----- MATERIAL TO PROCESS

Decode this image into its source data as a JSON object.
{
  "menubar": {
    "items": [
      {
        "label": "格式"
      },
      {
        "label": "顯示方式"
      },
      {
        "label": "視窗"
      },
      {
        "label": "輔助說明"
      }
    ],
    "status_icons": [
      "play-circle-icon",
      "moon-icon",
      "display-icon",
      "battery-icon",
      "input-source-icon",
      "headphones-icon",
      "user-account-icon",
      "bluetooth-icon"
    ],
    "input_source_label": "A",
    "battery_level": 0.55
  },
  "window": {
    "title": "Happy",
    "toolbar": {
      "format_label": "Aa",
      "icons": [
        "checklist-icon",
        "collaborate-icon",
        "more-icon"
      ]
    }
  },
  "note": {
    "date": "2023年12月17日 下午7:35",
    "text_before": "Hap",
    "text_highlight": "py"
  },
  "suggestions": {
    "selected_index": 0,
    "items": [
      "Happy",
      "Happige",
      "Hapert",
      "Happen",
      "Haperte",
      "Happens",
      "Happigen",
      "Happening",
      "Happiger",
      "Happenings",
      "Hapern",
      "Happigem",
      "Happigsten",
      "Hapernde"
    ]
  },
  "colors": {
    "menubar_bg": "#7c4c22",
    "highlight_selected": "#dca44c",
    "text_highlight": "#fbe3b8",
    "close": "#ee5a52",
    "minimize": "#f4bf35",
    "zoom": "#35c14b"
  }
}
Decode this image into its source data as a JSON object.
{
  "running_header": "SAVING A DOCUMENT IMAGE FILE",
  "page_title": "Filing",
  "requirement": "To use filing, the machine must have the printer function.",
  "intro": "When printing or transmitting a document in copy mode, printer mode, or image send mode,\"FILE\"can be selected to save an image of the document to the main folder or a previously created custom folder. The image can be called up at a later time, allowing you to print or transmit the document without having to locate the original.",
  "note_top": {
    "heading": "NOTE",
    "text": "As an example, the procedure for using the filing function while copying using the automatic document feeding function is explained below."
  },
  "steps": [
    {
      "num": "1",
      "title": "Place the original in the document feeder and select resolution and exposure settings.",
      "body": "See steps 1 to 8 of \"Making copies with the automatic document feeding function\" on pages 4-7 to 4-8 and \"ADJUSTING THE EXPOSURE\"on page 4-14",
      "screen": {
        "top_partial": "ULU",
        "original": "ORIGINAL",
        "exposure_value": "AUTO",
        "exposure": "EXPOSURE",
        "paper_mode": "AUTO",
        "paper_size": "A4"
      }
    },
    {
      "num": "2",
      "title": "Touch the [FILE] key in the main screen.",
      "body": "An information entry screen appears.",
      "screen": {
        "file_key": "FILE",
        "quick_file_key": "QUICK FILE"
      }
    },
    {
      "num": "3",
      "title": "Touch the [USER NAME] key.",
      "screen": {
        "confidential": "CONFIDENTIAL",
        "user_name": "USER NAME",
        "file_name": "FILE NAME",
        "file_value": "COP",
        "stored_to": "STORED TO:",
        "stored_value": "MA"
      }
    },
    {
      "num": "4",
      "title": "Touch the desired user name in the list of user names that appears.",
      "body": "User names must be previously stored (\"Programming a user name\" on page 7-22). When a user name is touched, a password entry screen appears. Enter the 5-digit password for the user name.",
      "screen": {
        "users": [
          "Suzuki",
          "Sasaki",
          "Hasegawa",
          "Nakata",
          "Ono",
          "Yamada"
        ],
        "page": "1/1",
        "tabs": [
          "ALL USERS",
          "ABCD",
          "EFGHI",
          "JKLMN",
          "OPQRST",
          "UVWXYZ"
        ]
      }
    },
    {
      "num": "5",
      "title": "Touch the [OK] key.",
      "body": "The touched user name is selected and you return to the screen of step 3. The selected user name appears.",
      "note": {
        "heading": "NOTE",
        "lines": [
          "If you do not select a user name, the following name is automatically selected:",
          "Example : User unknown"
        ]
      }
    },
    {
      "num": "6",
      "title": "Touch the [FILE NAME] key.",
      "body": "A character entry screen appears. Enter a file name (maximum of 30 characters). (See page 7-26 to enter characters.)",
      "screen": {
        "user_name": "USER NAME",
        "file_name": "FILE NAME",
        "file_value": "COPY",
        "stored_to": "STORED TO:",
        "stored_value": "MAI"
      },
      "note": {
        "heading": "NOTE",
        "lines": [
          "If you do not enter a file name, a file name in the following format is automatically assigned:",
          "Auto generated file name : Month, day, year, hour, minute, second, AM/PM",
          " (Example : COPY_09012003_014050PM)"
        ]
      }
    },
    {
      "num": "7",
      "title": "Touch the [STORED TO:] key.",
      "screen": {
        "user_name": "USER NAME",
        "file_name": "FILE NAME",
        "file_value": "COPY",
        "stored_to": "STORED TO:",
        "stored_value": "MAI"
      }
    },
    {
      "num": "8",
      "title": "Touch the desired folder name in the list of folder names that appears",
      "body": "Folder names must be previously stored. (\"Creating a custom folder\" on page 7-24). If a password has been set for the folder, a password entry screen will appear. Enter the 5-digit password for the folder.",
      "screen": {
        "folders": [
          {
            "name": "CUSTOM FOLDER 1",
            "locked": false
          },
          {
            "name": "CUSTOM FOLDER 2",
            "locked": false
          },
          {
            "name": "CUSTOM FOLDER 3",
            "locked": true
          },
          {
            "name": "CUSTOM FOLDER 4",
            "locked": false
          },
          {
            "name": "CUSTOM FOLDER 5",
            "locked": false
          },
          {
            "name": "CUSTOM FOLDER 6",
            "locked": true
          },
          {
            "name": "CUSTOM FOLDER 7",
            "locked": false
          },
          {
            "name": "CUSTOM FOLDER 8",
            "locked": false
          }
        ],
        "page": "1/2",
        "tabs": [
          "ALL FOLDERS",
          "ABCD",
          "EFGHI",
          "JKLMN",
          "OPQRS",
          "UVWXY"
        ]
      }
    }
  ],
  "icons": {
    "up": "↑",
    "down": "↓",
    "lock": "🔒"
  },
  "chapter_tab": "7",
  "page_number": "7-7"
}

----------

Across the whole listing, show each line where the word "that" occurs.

      "title": "Touch the desired user name in the list of user names that appears.",
      "title": "Touch the desired folder name in the list of folder names that appears",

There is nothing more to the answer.